As an amateur photographer and budding naturalist, my husband had a keen eye for spotting and identifying the flora and fauna as we passed it. I was pretty focused on the paddling and missed the mink he could see running along the shore. Who knew mink were native to these parts? I doubt I had the coordination or the eyes to see the birds he called out—wood ducks, kingfishers, great blue herons–but I was definitely awed by the sheer volume of wildlife packed into every square inch of this locale.
We were actually travelling with another couple, a friend of my husband’s and his girlfriend, neither of whom I’d met before but both of whom were experienced floaters. As the novice of the group, I gladly deferred to any decisions they made about where and when to eat or camp. We spent our first night on a substantial gravel bar after paddling the better part of the day.
We set up tents and prepared the campfire for our meal. After dinner and as dusk cast its twilight glow on the water, we sat by the fire, watching the waves wash over the sandy edge of the bar as the river grew quiet and the insects grew loud. I studied the giant bluff directly across the river from us and pointed out to my husband how erosion had sculpted the profile of a face into the rock, a face which I thought resembled that of an Indian chief wearing a feather headdress. My husband looked across the river and nodded silently, accepting this errant aesthetic observation without question.

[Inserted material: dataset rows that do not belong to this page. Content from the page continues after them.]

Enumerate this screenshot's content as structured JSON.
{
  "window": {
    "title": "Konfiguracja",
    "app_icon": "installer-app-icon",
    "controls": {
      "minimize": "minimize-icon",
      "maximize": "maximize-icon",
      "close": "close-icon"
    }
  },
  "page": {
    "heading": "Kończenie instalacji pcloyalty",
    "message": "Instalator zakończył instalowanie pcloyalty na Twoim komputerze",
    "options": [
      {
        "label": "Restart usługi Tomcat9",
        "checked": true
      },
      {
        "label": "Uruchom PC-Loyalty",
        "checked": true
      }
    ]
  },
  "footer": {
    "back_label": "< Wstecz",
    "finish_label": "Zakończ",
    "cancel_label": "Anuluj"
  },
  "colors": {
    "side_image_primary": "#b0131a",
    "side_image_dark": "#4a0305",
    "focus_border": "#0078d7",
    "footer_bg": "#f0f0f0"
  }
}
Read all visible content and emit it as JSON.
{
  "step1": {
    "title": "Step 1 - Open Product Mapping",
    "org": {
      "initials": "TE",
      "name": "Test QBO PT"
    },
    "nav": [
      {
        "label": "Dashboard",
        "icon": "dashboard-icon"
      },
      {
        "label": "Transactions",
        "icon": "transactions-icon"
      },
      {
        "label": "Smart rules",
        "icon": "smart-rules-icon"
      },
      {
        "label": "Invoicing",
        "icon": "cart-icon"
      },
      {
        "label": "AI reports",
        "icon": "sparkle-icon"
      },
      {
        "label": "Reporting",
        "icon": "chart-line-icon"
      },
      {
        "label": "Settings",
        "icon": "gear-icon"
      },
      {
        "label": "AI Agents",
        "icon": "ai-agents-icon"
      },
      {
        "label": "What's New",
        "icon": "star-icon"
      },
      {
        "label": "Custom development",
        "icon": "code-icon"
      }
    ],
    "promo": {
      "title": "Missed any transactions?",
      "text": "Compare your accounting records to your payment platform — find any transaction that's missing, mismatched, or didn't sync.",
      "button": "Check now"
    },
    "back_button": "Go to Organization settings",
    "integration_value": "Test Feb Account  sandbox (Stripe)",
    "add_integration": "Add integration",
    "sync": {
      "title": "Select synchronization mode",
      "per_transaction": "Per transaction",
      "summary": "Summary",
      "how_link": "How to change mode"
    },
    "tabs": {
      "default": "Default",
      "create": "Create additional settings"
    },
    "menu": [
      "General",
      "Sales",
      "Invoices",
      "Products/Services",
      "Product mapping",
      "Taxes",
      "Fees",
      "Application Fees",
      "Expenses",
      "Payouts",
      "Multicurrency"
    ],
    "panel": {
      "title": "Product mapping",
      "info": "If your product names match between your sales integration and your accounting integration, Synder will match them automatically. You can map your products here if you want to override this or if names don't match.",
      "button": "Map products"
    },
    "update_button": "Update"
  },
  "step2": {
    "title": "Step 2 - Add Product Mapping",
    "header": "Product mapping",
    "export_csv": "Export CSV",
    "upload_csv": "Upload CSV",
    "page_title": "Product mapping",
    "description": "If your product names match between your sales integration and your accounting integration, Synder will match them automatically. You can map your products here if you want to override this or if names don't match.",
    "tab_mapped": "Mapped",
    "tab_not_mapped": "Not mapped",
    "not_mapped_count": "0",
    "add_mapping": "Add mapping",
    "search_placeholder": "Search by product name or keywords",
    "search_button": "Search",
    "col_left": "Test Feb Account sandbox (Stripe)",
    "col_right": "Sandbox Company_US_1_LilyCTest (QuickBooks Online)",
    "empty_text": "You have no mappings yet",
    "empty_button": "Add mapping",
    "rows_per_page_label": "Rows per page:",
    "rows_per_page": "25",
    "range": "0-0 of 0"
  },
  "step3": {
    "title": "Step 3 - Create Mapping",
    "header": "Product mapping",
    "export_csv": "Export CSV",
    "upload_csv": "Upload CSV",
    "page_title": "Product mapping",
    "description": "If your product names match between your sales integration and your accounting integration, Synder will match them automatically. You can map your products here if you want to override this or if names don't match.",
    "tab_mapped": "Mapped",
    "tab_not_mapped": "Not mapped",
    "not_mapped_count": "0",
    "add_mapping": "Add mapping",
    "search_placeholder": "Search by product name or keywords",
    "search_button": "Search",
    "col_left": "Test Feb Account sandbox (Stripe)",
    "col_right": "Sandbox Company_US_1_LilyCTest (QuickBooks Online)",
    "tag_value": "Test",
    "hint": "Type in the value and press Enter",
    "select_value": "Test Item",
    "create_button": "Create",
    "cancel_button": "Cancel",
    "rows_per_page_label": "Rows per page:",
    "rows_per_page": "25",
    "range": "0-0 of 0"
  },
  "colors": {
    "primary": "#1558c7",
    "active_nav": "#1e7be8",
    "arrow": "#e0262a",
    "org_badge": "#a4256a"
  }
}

We stopped further down the river the next day in order to visit a local park ranger’s quarters my husband knew of, a magnificent wood bungalow perched on the edge of a bluff. The house overlooked the water but could not be viewed from the river, hence its name: Seldom Seen. It had been in its earliest incarnation in the 1930s a summer getaway for the governor, and one of several buildings in the area constructed by the Civilian Conservation Corp.
We probably climbed a thousand steps to reach the hilltop and the house where we were greeted by the ranger. After introductions, he asked where we had spent the night. My husband described the gravel bar in detail and its proximity to other landmarks. The park ranger smiled and said, “Why, it sounds like you all camped at Indian Head Bluff.” I may well have been a stranger in a strange land, but I proved to be one with some decent intuitive powers.
Proudly, I didn’t cause us to tip over once on that trip or any subsequent trips we took after we were married. In my early years of college teaching, we made an annual float trip on this river every May when school got out. I would spend the first two days sobbing, lamenting that I would never see my students again and because I had deeply enjoyed teaching them about literature and writing and they had always achieved so much by semester’s end. Gradually I would succumb to the scenic contours of the river, soak in the warmth of the late spring sunlight, and bask in the unique beauty of this corner of the world. There could be no better way to grieve.
I look back on these trips now and see the makings of the powerful partnership that has marked our marriage. Our interests and talents remain as radically different as the perspectives we’ve often brought to bear on all that has happened in our lives, and yet I think we have struck a good balance somehow and one that I believe has greatly benefitted our children, both of whom, by the way, are avid campers who love to canoe, most especially on that very same river.